The business world is fraught with a number of ironies. One of the bigger ironies is that all good businesses must do ridiculous things that detract from the very core things that made them good in the first place. Big, public businesses do this in an effort to sustain the growth figures demanded by Wall Street (if not also out of fear), whereas small, local businesses do this to sustain interest among customers in their local communities.
In the world of coffee, this translates to a regular stream of new coffee product introductions — intended to keep consumers’ short attention spans engaged with the dancing monkeys of food marketing. Think Starbucks‘ new Dulce de Leche latte, the KFC Famous Bowls of the world of specialty coffee. Aesthetic and nutritional atrocities like this, of course, are necessary because it’s far easier and far more lucrative for food marketers to sell new fluff over the basics. And, unfortunately, it’s far more effective. Espresso drinks have provided a wealth of marketable perversions that failed under the old regime of “flavored coffees” (e.g., General Foods International Coffees).
Which brings us to a recent article in an industry rag: Getting more from your coffee menu. According to the article, the Beverage Service Association, a vending-machine-coffee business interest group, observed “the previously unknown concept of the rock-star barista, which is the coffee equivalent of the hero mixologist.” Is it any wonder why I’ve soured a bit on the deliberate media glamorization of barista championships? We’re trying to take barista skills towards its natural conclusion: a sequel to the movie Cocktail starring Tom Cruise as a competitive barista. (And you can bet Starbucks’ movie production arm would take an active interest.)

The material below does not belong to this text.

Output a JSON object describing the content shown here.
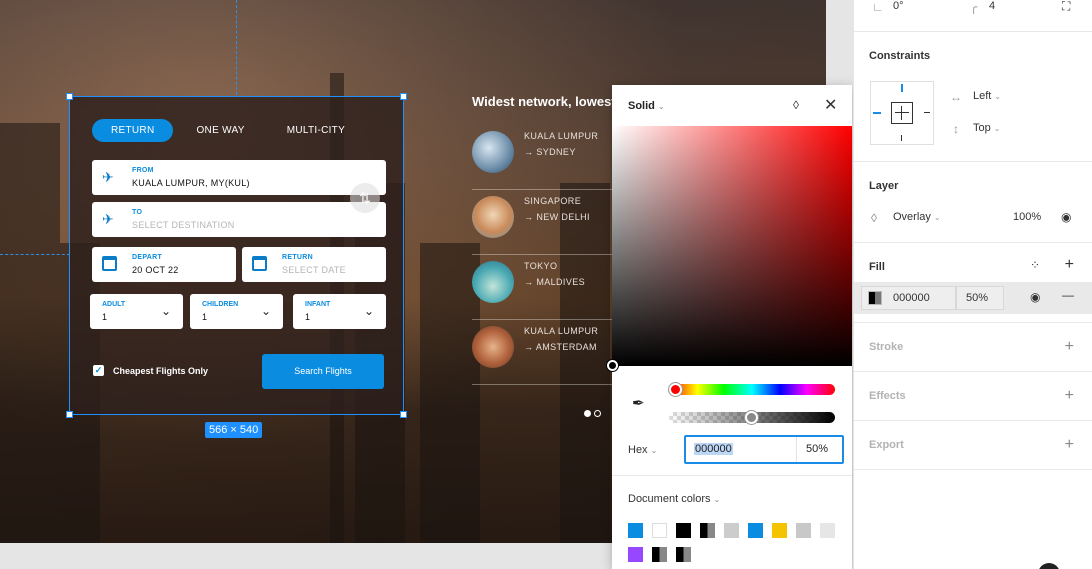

So you take some poorly made espresso, toss in some chocolate sauce and a rose-flavored syrup, and suddenly your liquid candy bar can sell at a much higher premium than a single espresso, let alone drip coffee. (When the media universally recites the “$4 Starbucks coffee” mantra, you know they’re really only talking about the double-tall, four-pump vanilla caramel macchiato.) But to some degree, those of us who love the fundamentals are subsidized by the many customers who shell out for that dreck.
If a café can’t get the basics right, they’re dead to me. If a pizza place can’t make a cheese pizza taste any better than the cardboard box their delivery boys carry it in, I don’t care if they make plenty of sales on peanut butter & jelly pizzas. But as much as I might detest what atrocities these fellow customers might drink, I need them to help keep the doors open on my supply of good neighborhood espresso. So today we salute you, Mr. Cinnamon Dolce Latte Drinker — you are a real man of genius.
The uncontrollable urge to assign shamanic powers of eternal life or instant death to coffee are still in full bloom. Last December, we reported on the UK introduction of CoffeeSlender (a.k.a. Café Bulimia), a coffee drink that claimed to help consumers lose weight through something called Svetol — a derivative of green coffee beans. Today we can apparently bypass the beverage part entirely and just take a pill (it’s about time!): Response Source | Press Releases – Green Coffee capsules – all the weight loss benefits, none of the bitter taste!
How this green coffee extract works to help you lose weight is actually a bit scary. According to the press release: “Ingredients in the Robusta green coffee bean inhibit the uptake of glucose in the intestines, regulating metabolism and resulting in weight loss over a period of 60 days.” In short, chemical compounds found in a cheap coffee varietal — one traded on the commodities market by the gross ton instead of by the pound — put your body into a mild diabetic state. Dexatrim latte, anyone?